Kris Anne Swartley, Minister for the Missional Journey at Doylestown Mennonite Church, shared about her experience in the credentialing process, where licensing was fine for the congregation, but when it came time for ordination, the congregation was reluctant. She spoke of the need to separate her personal process from that of the congregation, the importance of open communication with the congregational leadership, and the chance to share one-on-one and in small groups about her call story.
Mary Nitzsche, Pastor of Pastoral Care and Spiritual Formation at Blooming Glen, shared about her calling experience. She spoke of the way others seemed to recognize a calling in her before she did, even though she would play the “preacher” to all her dolls when she was four years old. She shared about wrestling with the call as it came when she was married with children. How would stepping into her call impact her family?
Speaking about self-care was Sandy Drescher-Lehman, Pastor at Methacton Mennonite Church. She spoke of the support of her husband, and being renewed in nature. Anne’s research shows that exercise and relaxation was key to the women interviewed, along with opportunities to meet with other women in ministry, engage in hobbies, and spend time with family and friends.
The morning ended with Anne sharing some of the obstacles faced by women in ministry, including patronizing language and stereotypes, being expected to take minutes or help in the kitchen. Even the size of the pulpit, having to stand on a stool to see over it, and the constant thought of appropriate clothing that accommodates a clip-on microphone can be obstacles. A challenge Franconia Conference is specifically seeing is that it takes women longer to move through the credentialing process than their male counterparts. Younger women don’t seem to be named to conference-wide positions as often as younger men. Congregations in Franconia Conference still differ on their interpretation of the Confession of Faith; there is a zeal to uphold the article regarding sexuality, but not the same zeal to uphold the article on credentialing women.
The Franconia Conference Ministerial Committee, Conference Board and staff have read and discussed Anne’s research and are working to implement ways to better support women in ministry. The congregations in Franconia Conference are also taking steps to examine this topic. Last fall, Franconia Mennonite Church held a series of discussions and studies on women in ministry. Franconia Conference continues to work to support all those who are a part of the Body of Christ. In the 30 years since affirming women in ministry, the Conference has come a great distance, yet there is still a long way to go.

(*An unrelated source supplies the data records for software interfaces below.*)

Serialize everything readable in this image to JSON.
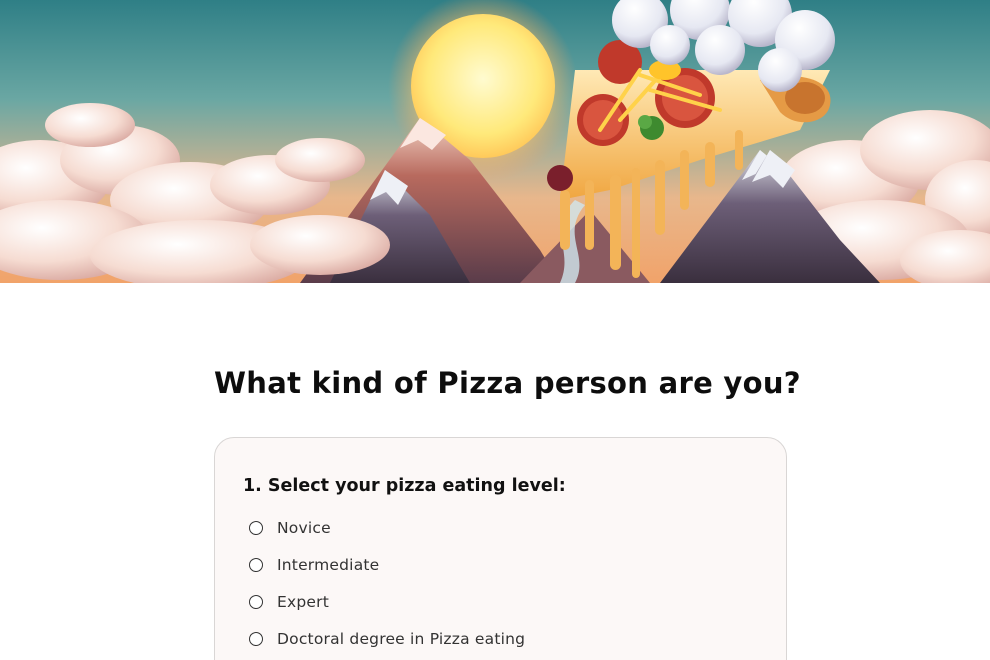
{
  "hero": {
    "image_name": "pizza-mountain-hero-image"
  },
  "page": {
    "title": "What kind of Pizza person are you?"
  },
  "quiz": {
    "question_1": {
      "label": "1. Select your pizza eating level:",
      "options": [
        "Novice",
        "Intermediate",
        "Expert",
        "Doctoral degree in Pizza eating"
      ],
      "selected": null
    }
  },
  "colors": {
    "background": "#ffffff",
    "card_background": "#fcf8f7",
    "card_border": "#d9d6d5",
    "text": "#111111",
    "option_text": "#333333"
  }
}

Read Women’s Pastoral Resiliency Research by Anne Kauffman Weaver here.
Hear the Podcast of Anne’s presentation at Blooming Glen here.
What leads young people into pastoral ministry? What keeps young people engaged in pastoral ministry? Join us on July 20, 9:00 -11:00 am at Perkiomenville Mennonite Church, as Josh Meyer shares from his recent research on identifying factors that cultivate calling and confirm calling among millennial leaders in Franconia Conference. In addition to a presentation of his findings, there will be time for discussion regarding implications and next steps.